# About this task:
Find each line of the material below in which the word "title" occurs, and return it.
Start of Listed records
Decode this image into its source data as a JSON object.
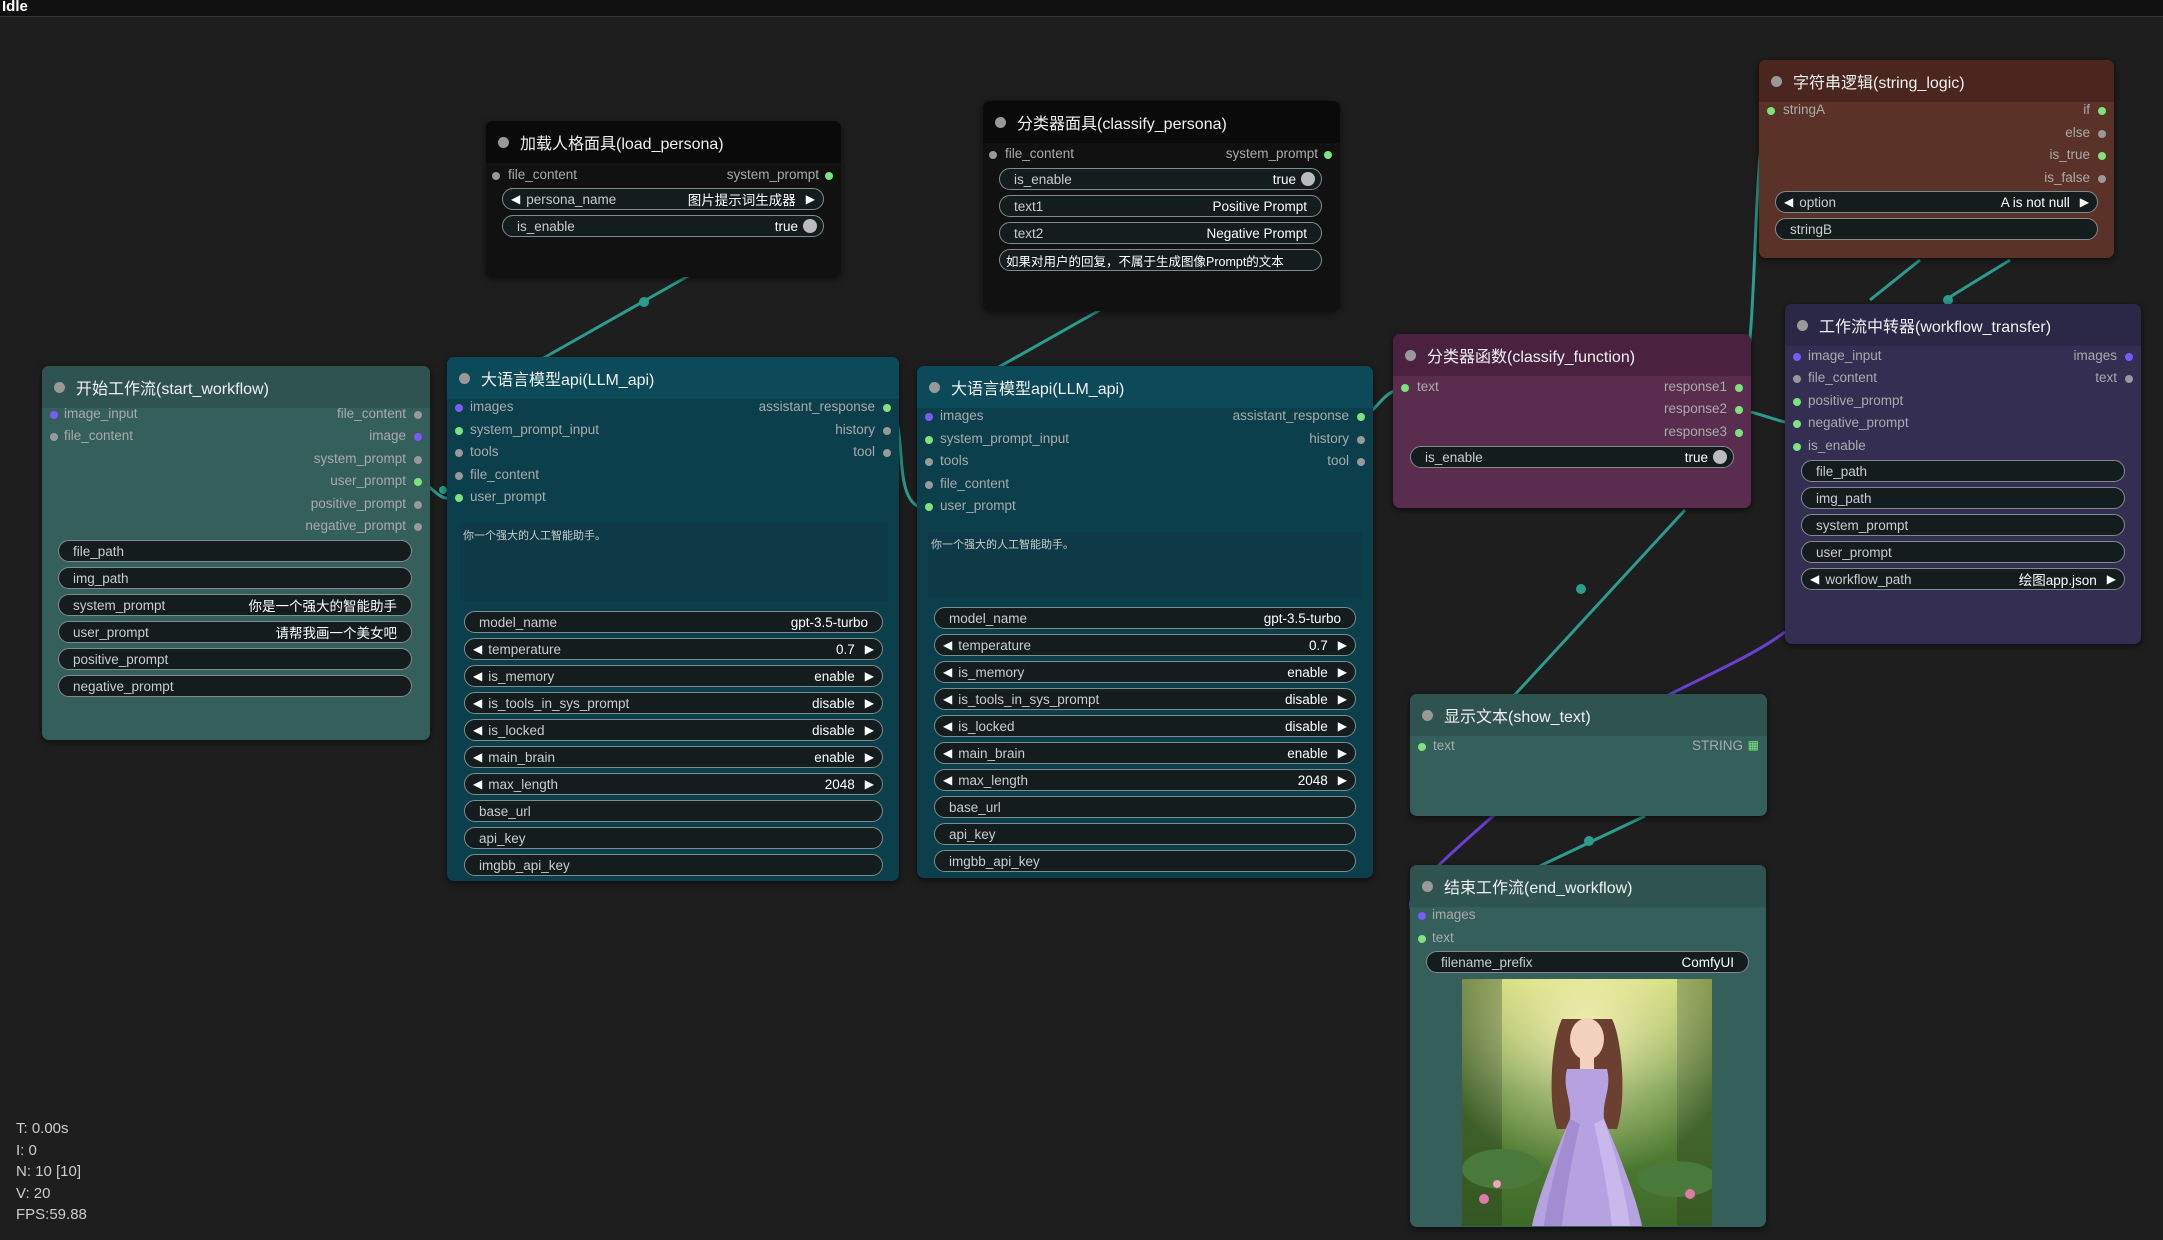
{
  "status": "Idle",
  "stats": {
    "t": "T: 0.00s",
    "i": "I: 0",
    "n": "N: 10 [10]",
    "v": "V: 20",
    "fps": "FPS:59.88"
  },
  "nodes": {
    "start_workflow": {
      "title": "开始工作流(start_workflow)",
      "inputs": [
        "image_input",
        "file_content"
      ],
      "outputs": [
        "file_content",
        "image",
        "system_prompt",
        "user_prompt",
        "positive_prompt",
        "negative_prompt"
      ],
      "widgets": {
        "file_path": {
          "label": "file_path",
          "value": ""
        },
        "img_path": {
          "label": "img_path",
          "value": ""
        },
        "system_prompt": {
          "label": "system_prompt",
          "value": "你是一个强大的智能助手"
        },
        "user_prompt": {
          "label": "user_prompt",
          "value": "请帮我画一个美女吧"
        },
        "positive_prompt": {
          "label": "positive_prompt",
          "value": ""
        },
        "negative_prompt": {
          "label": "negative_prompt",
          "value": ""
        }
      }
    },
    "load_persona": {
      "title": "加载人格面具(load_persona)",
      "input": "file_content",
      "output": "system_prompt",
      "persona_name": {
        "label": "persona_name",
        "value": "图片提示词生成器"
      },
      "is_enable": {
        "label": "is_enable",
        "value": "true"
      }
    },
    "llm1": {
      "title": "大语言模型api(LLM_api)",
      "inputs": [
        "images",
        "system_prompt_input",
        "tools",
        "file_content",
        "user_prompt"
      ],
      "outputs": [
        "assistant_response",
        "history",
        "tool"
      ],
      "text": "你一个强大的人工智能助手。",
      "widgets": {
        "model_name": {
          "label": "model_name",
          "value": "gpt-3.5-turbo"
        },
        "temperature": {
          "label": "temperature",
          "value": "0.7"
        },
        "is_memory": {
          "label": "is_memory",
          "value": "enable"
        },
        "is_tools_in_sys_prompt": {
          "label": "is_tools_in_sys_prompt",
          "value": "disable"
        },
        "is_locked": {
          "label": "is_locked",
          "value": "disable"
        },
        "main_brain": {
          "label": "main_brain",
          "value": "enable"
        },
        "max_length": {
          "label": "max_length",
          "value": "2048"
        },
        "base_url": {
          "label": "base_url",
          "value": ""
        },
        "api_key": {
          "label": "api_key",
          "value": ""
        },
        "imgbb_api_key": {
          "label": "imgbb_api_key",
          "value": ""
        }
      }
    },
    "classify_persona": {
      "title": "分类器面具(classify_persona)",
      "input": "file_content",
      "output": "system_prompt",
      "is_enable": {
        "label": "is_enable",
        "value": "true"
      },
      "text1": {
        "label": "text1",
        "value": "Positive Prompt"
      },
      "text2": {
        "label": "text2",
        "value": "Negative Prompt"
      },
      "text3": "如果对用户的回复，不属于生成图像Prompt的文本"
    },
    "llm2": {
      "title": "大语言模型api(LLM_api)",
      "inputs": [
        "images",
        "system_prompt_input",
        "tools",
        "file_content",
        "user_prompt"
      ],
      "outputs": [
        "assistant_response",
        "history",
        "tool"
      ],
      "text": "你一个强大的人工智能助手。",
      "widgets": {
        "model_name": {
          "label": "model_name",
          "value": "gpt-3.5-turbo"
        },
        "temperature": {
          "label": "temperature",
          "value": "0.7"
        },
        "is_memory": {
          "label": "is_memory",
          "value": "enable"
        },
        "is_tools_in_sys_prompt": {
          "label": "is_tools_in_sys_prompt",
          "value": "disable"
        },
        "is_locked": {
          "label": "is_locked",
          "value": "disable"
        },
        "main_brain": {
          "label": "main_brain",
          "value": "enable"
        },
        "max_length": {
          "label": "max_length",
          "value": "2048"
        },
        "base_url": {
          "label": "base_url",
          "value": ""
        },
        "api_key": {
          "label": "api_key",
          "value": ""
        },
        "imgbb_api_key": {
          "label": "imgbb_api_key",
          "value": ""
        }
      }
    },
    "classify_function": {
      "title": "分类器函数(classify_function)",
      "input": "text",
      "outputs": [
        "response1",
        "response2",
        "response3"
      ],
      "is_enable": {
        "label": "is_enable",
        "value": "true"
      }
    },
    "string_logic": {
      "title": "字符串逻辑(string_logic)",
      "input": "stringA",
      "outputs": [
        "if",
        "else",
        "is_true",
        "is_false"
      ],
      "option": {
        "label": "option",
        "value": "A is not null"
      },
      "stringB": {
        "label": "stringB",
        "value": ""
      }
    },
    "workflow_transfer": {
      "title": "工作流中转器(workflow_transfer)",
      "inputs": [
        "image_input",
        "file_content",
        "positive_prompt",
        "negative_prompt",
        "is_enable"
      ],
      "outputs": [
        "images",
        "text"
      ],
      "widgets": {
        "file_path": {
          "label": "file_path",
          "value": ""
        },
        "img_path": {
          "label": "img_path",
          "value": ""
        },
        "system_prompt": {
          "label": "system_prompt",
          "value": ""
        },
        "user_prompt": {
          "label": "user_prompt",
          "value": ""
        },
        "workflow_path": {
          "label": "workflow_path",
          "value": "绘图app.json"
        }
      }
    },
    "show_text": {
      "title": "显示文本(show_text)",
      "input": "text",
      "output": "STRING"
    },
    "end_workflow": {
      "title": "结束工作流(end_workflow)",
      "inputs": [
        "images",
        "text"
      ],
      "filename_prefix": {
        "label": "filename_prefix",
        "value": "ComfyUI"
      }
    }
  },
  "colors": {
    "canvas": "#1e1e1e",
    "teal_node": "#355f5a",
    "llm_node": "#0b3f4c",
    "persona_node": "#111111",
    "classify_fn_node": "#5a2d4e",
    "string_logic_node": "#5b3228",
    "transfer_node": "#332e52",
    "wire_teal": "#2a9d8f",
    "wire_purple": "#6a3fd1",
    "pin_green": "#7de37d",
    "pin_purple": "#7a5af8"
  }
}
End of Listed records
# Answer to the problem:
      "title": "开始工作流(start_workflow)",
      "title": "加载人格面具(load_persona)",
      "title": "大语言模型api(LLM_api)",
      "title": "分类器面具(classify_persona)",
      "title": "大语言模型api(LLM_api)",
      "title": "分类器函数(classify_function)",
      "title": "字符串逻辑(string_logic)",
      "title": "工作流中转器(workflow_transfer)",
      "title": "显示文本(show_text)",
      "title": "结束工作流(end_workflow)",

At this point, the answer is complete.